The slideshare (embedded, below) from Netflix titled “Reference Guide on our Freedom & Responsibility Culture” has had half-a-million views, 1500 “favorites” and ~120 comments in the past two years. It’s hardly new. But does it identify Netflix as a sustainable venture?
While I more fully organize my thoughts from the overwhelmsion of the energy of 1,200 buzzing brains at last week’s Social Capital Markets Conference (SOCAP), I came across my photos of the topics from what many people find to be the most interesting day of the conference, Day 3.
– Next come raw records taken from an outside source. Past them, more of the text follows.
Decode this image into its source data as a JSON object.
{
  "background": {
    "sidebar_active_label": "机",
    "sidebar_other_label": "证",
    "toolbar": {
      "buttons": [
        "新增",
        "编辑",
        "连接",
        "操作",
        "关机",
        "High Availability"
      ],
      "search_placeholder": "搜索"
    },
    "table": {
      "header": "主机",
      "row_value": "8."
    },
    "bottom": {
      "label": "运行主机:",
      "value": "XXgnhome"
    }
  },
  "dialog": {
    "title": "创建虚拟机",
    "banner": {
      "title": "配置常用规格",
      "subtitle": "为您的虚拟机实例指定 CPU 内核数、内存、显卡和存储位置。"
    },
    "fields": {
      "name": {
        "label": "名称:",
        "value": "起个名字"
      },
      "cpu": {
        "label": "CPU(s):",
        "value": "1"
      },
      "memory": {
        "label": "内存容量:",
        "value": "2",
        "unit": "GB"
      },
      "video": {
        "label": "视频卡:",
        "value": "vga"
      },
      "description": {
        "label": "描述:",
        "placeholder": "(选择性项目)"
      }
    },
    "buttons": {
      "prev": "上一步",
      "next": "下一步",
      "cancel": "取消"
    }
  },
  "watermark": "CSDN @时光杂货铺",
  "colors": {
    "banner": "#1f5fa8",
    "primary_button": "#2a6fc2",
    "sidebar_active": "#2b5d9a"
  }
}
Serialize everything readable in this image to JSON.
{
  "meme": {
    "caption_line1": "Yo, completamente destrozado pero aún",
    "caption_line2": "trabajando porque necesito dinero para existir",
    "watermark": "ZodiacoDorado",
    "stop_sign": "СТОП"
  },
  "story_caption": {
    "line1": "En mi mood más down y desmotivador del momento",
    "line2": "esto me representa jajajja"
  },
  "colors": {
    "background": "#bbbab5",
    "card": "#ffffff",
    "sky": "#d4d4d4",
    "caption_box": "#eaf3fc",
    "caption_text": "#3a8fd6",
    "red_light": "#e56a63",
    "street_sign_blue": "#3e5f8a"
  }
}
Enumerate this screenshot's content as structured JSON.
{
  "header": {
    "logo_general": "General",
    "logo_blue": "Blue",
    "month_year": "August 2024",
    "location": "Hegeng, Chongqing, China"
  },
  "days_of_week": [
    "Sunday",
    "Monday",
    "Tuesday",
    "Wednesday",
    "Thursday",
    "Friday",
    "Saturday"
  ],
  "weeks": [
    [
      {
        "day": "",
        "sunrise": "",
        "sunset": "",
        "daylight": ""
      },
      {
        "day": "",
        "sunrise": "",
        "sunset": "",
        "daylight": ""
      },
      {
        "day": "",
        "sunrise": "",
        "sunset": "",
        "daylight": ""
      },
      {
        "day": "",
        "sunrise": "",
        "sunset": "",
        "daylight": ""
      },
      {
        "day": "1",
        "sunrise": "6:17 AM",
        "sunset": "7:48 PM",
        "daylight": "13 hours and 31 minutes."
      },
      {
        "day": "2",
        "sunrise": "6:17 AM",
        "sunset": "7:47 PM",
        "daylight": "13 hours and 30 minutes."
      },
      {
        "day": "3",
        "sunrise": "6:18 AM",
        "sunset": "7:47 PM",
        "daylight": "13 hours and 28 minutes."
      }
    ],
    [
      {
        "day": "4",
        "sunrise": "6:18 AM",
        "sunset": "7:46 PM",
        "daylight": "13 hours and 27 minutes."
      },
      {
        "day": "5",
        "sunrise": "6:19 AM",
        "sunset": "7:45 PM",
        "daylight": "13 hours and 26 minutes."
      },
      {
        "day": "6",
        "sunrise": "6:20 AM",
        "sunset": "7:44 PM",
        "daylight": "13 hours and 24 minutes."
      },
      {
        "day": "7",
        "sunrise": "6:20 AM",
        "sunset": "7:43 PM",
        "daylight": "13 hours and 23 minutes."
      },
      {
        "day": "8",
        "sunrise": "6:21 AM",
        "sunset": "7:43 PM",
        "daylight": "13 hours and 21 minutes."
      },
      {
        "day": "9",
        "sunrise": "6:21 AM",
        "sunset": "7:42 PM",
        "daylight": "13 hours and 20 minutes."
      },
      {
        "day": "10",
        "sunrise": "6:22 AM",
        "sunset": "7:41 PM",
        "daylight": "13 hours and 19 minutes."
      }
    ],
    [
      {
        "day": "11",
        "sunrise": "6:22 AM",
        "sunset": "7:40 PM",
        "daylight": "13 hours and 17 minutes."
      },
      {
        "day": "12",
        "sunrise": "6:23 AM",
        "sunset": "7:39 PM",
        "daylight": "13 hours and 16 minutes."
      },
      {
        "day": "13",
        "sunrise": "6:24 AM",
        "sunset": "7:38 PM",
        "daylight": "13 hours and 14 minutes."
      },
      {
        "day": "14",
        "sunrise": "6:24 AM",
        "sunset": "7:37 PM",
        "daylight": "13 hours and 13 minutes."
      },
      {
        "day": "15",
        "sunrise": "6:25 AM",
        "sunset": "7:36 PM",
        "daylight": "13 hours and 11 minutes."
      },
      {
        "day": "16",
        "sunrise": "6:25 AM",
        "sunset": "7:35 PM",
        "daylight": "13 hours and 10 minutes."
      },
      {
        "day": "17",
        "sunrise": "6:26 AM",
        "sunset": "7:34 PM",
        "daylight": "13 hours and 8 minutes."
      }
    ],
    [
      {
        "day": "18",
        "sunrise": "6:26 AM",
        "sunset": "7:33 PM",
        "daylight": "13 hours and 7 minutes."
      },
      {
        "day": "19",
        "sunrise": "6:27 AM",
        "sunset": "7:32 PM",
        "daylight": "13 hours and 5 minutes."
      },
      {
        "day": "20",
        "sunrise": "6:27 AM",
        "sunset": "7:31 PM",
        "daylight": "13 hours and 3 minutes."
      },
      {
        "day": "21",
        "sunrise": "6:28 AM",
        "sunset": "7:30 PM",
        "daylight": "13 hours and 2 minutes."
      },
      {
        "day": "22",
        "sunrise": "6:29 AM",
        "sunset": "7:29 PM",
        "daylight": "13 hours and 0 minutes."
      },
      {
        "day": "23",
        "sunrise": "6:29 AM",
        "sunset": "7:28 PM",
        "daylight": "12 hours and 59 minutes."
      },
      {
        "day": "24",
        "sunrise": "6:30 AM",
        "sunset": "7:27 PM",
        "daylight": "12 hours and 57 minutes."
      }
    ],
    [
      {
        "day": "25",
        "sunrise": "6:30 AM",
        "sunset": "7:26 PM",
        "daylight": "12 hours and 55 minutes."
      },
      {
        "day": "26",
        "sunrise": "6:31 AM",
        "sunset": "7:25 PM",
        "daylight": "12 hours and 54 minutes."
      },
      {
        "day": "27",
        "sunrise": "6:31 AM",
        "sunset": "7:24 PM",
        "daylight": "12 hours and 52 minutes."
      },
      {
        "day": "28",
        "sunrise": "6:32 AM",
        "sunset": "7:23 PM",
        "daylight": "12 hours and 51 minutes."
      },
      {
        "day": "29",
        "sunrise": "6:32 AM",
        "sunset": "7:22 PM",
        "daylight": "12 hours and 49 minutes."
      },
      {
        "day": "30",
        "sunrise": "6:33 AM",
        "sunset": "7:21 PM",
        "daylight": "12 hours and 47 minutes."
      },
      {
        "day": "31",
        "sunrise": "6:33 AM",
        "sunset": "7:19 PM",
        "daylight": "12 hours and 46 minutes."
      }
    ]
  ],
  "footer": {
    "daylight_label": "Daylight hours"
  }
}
After two days of an over-stuffed, mind-numbing agenda full of heady topics and full-tilt hobnobbing, roughly a third of the group returns for a day with the agenda collectively created by the participants. This process, called Open Space, was expertly facilitated by Jerry Michalski, and the session draws out the topics people want to discuss. From tightly huddled six-person intensives to ranging 40-person explorations, the day exemplifies the open source spirit of the community, a yin to the bustling yang of the previous 48 hours. The next three photos are images of the wall of topics that got discussed. Since each person had already presented their idea by standing up on a stage and speaking to the topic for something like 45 seconds, you’ll just get a snapshot of each discussion. For the full benefit, well, you had to be there. Nonetheless, this should provide a peek into what’s on the mind of the most collaborative third of the thought leaders at the edge of impact investing.
Check out #SoCapCO on twitter to track the discussion of all things related to social enterprise in Colorado. The hashtag’s origin starts at the SoCap conference, but also implies lots of aspects we like about the social enterprise movement, with the multiple meanings for social capital, and the “co” representing Colorado, collaboration, collective and lots of other things we do together.
Social entrepreneurs are often challenged by the legal structure of their new enterprise. These entrepreneurs weigh a long list of pros and cons between for-profit and non-profit. A new entity, the Low-Profit Limited Liability Company (L3C).
People who think their social business concept is too important or too smart to share with people, and needs to be protected from prying eyes and potential copycats will probably not understand what’s going on at Futureshifters right now.